> PROVIDED DATA
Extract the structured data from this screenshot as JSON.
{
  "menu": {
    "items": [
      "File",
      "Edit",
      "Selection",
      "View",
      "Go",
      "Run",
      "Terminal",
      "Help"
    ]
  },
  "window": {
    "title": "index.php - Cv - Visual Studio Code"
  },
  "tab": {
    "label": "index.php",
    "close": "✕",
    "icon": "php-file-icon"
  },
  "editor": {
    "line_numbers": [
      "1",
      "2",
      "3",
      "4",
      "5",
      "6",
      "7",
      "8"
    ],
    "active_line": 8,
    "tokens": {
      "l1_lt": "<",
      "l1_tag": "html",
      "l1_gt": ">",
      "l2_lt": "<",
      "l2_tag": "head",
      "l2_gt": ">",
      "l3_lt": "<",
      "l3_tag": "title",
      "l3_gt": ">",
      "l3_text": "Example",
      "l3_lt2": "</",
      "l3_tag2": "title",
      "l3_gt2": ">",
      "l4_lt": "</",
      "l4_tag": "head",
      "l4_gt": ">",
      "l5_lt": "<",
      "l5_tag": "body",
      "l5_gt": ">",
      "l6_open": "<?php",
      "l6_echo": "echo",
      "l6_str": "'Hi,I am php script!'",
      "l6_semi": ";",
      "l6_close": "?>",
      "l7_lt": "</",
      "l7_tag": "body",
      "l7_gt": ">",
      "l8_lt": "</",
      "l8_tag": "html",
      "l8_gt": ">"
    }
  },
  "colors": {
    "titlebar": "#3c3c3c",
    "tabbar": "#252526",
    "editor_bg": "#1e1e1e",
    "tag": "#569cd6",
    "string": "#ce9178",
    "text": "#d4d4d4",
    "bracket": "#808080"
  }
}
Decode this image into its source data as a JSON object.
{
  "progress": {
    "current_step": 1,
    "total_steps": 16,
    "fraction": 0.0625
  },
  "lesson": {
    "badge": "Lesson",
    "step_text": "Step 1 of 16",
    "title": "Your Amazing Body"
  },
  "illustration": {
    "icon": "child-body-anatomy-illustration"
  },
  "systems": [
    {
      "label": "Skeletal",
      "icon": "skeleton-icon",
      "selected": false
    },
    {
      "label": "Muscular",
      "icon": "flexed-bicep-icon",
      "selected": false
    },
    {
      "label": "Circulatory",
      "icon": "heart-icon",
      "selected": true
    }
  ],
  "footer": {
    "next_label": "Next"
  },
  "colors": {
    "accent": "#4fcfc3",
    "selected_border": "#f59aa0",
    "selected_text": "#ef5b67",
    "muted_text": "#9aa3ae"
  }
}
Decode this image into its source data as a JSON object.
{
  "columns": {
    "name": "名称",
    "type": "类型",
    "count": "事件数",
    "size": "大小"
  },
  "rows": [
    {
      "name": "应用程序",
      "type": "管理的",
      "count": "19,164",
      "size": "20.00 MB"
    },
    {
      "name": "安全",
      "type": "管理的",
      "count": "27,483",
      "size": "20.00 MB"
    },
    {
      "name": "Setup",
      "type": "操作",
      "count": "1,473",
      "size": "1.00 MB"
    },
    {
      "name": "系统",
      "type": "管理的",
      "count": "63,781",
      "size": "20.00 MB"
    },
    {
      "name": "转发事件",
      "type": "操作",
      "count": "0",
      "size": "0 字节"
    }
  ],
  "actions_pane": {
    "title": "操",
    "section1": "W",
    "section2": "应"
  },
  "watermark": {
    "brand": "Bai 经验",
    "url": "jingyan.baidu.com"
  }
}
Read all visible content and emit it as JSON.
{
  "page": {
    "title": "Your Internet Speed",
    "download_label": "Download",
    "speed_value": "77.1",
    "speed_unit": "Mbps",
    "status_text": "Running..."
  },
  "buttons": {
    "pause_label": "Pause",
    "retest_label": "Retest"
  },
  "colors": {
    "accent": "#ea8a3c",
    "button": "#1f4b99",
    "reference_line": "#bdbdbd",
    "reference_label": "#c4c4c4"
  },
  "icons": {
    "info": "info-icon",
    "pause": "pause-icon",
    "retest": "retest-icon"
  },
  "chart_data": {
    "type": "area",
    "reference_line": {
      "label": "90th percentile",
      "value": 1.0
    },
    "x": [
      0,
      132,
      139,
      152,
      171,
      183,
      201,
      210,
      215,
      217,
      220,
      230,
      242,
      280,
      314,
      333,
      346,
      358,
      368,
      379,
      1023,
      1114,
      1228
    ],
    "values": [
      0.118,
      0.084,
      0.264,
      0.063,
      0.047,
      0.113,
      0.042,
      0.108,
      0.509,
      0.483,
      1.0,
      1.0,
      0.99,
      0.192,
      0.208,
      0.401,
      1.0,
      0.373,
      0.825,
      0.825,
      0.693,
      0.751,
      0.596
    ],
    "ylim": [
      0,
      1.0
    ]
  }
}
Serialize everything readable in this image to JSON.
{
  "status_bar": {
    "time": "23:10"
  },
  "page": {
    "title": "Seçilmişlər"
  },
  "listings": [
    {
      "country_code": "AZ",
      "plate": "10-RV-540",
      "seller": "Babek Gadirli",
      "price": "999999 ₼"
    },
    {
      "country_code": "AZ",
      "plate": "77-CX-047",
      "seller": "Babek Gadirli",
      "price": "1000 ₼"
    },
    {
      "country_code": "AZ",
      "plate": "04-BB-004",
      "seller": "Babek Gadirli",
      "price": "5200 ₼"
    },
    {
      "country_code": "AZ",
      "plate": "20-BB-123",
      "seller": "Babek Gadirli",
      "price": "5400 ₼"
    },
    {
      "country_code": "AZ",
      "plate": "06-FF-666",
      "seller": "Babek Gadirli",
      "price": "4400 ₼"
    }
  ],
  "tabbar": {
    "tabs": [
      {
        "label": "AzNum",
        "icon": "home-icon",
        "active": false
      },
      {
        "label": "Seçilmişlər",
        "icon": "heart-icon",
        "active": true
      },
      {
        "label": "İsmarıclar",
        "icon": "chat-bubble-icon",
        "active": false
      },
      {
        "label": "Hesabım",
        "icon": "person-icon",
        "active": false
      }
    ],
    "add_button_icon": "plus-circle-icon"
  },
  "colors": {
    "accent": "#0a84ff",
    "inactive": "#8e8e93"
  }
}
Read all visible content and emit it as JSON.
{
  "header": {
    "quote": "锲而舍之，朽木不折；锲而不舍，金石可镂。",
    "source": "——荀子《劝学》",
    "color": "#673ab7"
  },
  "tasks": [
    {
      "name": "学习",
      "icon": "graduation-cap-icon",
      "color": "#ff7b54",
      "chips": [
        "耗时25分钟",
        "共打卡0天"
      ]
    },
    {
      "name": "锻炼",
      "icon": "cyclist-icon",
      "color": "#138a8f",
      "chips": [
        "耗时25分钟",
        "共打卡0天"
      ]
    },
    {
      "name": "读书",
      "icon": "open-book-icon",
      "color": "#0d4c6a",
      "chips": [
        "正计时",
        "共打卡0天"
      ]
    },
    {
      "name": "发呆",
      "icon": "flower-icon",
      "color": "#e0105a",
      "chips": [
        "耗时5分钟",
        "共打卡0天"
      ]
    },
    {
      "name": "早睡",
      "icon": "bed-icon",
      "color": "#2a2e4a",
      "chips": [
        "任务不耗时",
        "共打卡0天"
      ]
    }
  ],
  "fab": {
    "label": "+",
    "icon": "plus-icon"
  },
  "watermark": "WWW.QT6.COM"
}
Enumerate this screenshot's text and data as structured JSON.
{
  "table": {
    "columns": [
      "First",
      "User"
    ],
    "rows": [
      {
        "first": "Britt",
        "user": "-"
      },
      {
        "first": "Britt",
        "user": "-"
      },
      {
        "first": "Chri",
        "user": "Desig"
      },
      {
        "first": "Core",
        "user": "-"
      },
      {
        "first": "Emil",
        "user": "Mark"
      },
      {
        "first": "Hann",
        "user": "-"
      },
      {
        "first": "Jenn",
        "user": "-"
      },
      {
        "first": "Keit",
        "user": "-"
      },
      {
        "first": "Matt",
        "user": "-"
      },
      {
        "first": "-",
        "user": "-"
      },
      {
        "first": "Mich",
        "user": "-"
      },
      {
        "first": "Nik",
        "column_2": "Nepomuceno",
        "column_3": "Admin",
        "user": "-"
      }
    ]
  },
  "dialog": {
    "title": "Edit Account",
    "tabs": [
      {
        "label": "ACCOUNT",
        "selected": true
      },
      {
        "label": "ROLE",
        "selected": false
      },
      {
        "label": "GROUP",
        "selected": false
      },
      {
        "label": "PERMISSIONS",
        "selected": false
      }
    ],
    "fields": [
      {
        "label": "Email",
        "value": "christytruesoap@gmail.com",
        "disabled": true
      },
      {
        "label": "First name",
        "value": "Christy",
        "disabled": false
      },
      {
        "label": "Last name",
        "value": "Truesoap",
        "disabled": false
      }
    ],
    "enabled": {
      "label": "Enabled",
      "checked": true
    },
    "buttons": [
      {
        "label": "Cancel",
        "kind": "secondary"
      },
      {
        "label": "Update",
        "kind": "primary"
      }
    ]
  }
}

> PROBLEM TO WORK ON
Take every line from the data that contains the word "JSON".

> SOLUTION
Extract the structured data from this screenshot as JSON.
Decode this image into its source data as a JSON object.
Decode this image into its source data as a JSON object.
Read all visible content and emit it as JSON.
Serialize everything readable in this image to JSON.
Read all visible content and emit it as JSON.
Enumerate this screenshot's text and data as structured JSON.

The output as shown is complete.